Policy Plays

Insurance industry struggles on web, but interest is growing.

When it comes to obtaining financial services on the Web, consumers have embraced brokerages and banks, but not insurers.

Despite its relatively poor showing — less than 1 percent of all consumer insurance is sold on the Web — the insurance industry hasnt given up. In fact, insurers are rolling out a spate of offerings in both the business-to-consumer (B2C) and business-to-business (B2B) markets in an effort to reach more customers and reduce costs.

Insurance "is not as sexy and glamorous as online brokerage," says Paul Lockmiller, a principal of consulting firm Booz-Allen & Hamilton who recently co-authored a study of the online insurance industry. People might check their online brokerage or bank accounts several times per week. By contrast, they consider their insurance coverage once or twice per year. That lack of interest has dissuaded many insurance carriers from making big investments in their online sales channel, he says.

This year, insurers will write about $3.1 billion worth of policies on the Web. But by 2005, Booz-Allen expects that figure to rise to $12.5 billion, or about 1.5 percent of the $800 billion domestic market for auto, home, renters and life insurance.

Toby Alfred, Internet site manager of Progressive Casualty Insurance, a leading auto insurance carrier, says a key factor in getting consumers to use the Web is reducing complexity. "It may take you five pieces of information to trade a stock or make a balance transfer at your bank. Comparatively, an insurance transaction may take upwards of 50 pieces of information," she says. Because of that, consumers will often pick up the phone and let a company specialist guide their purchase and input the necessary information, she says.

That inclination is reflected in usage statistics. In July, about 6.1 million users visited the top 10 insurance sites, according to Nielsen//Net Ratings. By comparison, about 10.9 million people visited the top 10 bank and credit union sites.

To combat that, companies are continually trying to make their sites more useful and user-friendly. "Its all about trust and comfort," Alfred says. The average premium for an insurance policy is $1,000. "You arent going to put down $1,000 on a purchase if you arent comfortable. This isnt like buying a book on Amazon.com," she says.

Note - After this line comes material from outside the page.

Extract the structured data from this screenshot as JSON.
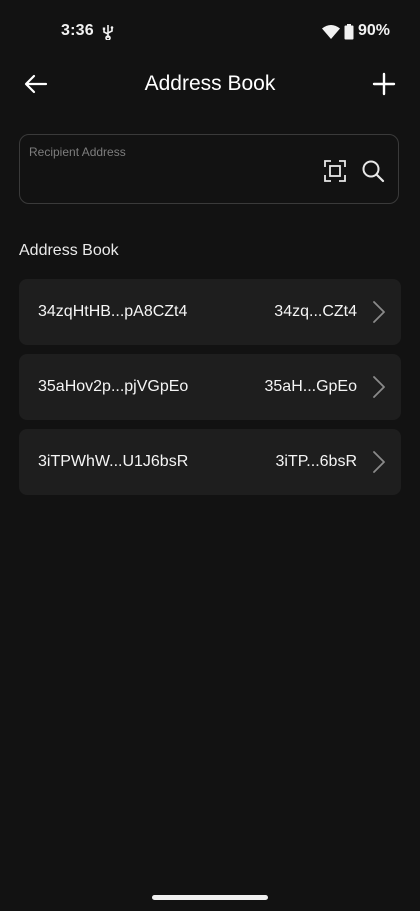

In addition to big insurance carriers such as Allstate Insurance, Geico and Progressive, which sell their coverage directly to the public, there is stiff competition among independent agents that use the Web to sell coverage from many different carriers. Insurance.com and InsWeb Insurance Services are leading examples of companies that offer auto, home, health and renters insurance, and even health insurance for pets.

Although InsWeb provides many types of coverage, auto insurance is by far the most popular online coverage, says Mark Guthrie, president and chief operating officer of InsWeb, which sells coverage from 26 different carriers. A key challenge is integrating the computer networks of the insurers with its own. "We have to take information from one form on our site, then tap into many insurers systems and show quotes to you in under a minute," he says. If consumers wait longer than that, Guthrie says, theyre likely to go elsewhere.

B2B Use Increases

For the last few years, most insurers have focused their energy on consumers. But theres a growing effort to use the Web as a B2B channel. "We are seeing movement of emphasis among the insurers, from revenue generation to cost containment," says Kimberly Harris, a Gartner senior analyst who tracks the insurance industry. That has resulted in growing use of the Web for online claims adjusting, settlement and other paper-intensive insurance matters, Harris says.

Another growth area is the use of the Net as an information conduit from carriers to insurance brokers and agents. Rather than send snail mail letters to agents with information about how much the carrier owes them in commissions, insurers are using the Web. Companies have realized that its more about customer service, and use the Net to support traditional sources such as agents.

Another interesting B2B play is a Web site called Quomp, which sells workers compensation coverage to small and midsize businesses. Workers compensation is a fairly standard coverage that is mandated in almost every state, which makes it a natural candidate for online sales, says Rob Fruend, Quomps COO.

Launched last month, Quomp was created by re-insurer American Re, insurance broker Arthur J. Gallagher & Co. and workers compensation insurer Safety National Casualty. It is one of the first pure online B2B plays in the insurance sector. Quomp currently offers coverage in just four states: Georgia, Illinois, South Carolina and Wisconsin. And the companys not in a hurry to add more states — at least not yet, according to Fruend. "We are intentionally not growing ahead of the market. We are going to see how well we do in these states, make sure they go well and then expand regionally from there," Fruend says.

That cautious approach makes sense to InsWebs Guthrie. "The insurance industry moves slowly — and it should," he says. "We are talking about peoples financial security. You dont want to get that wrong."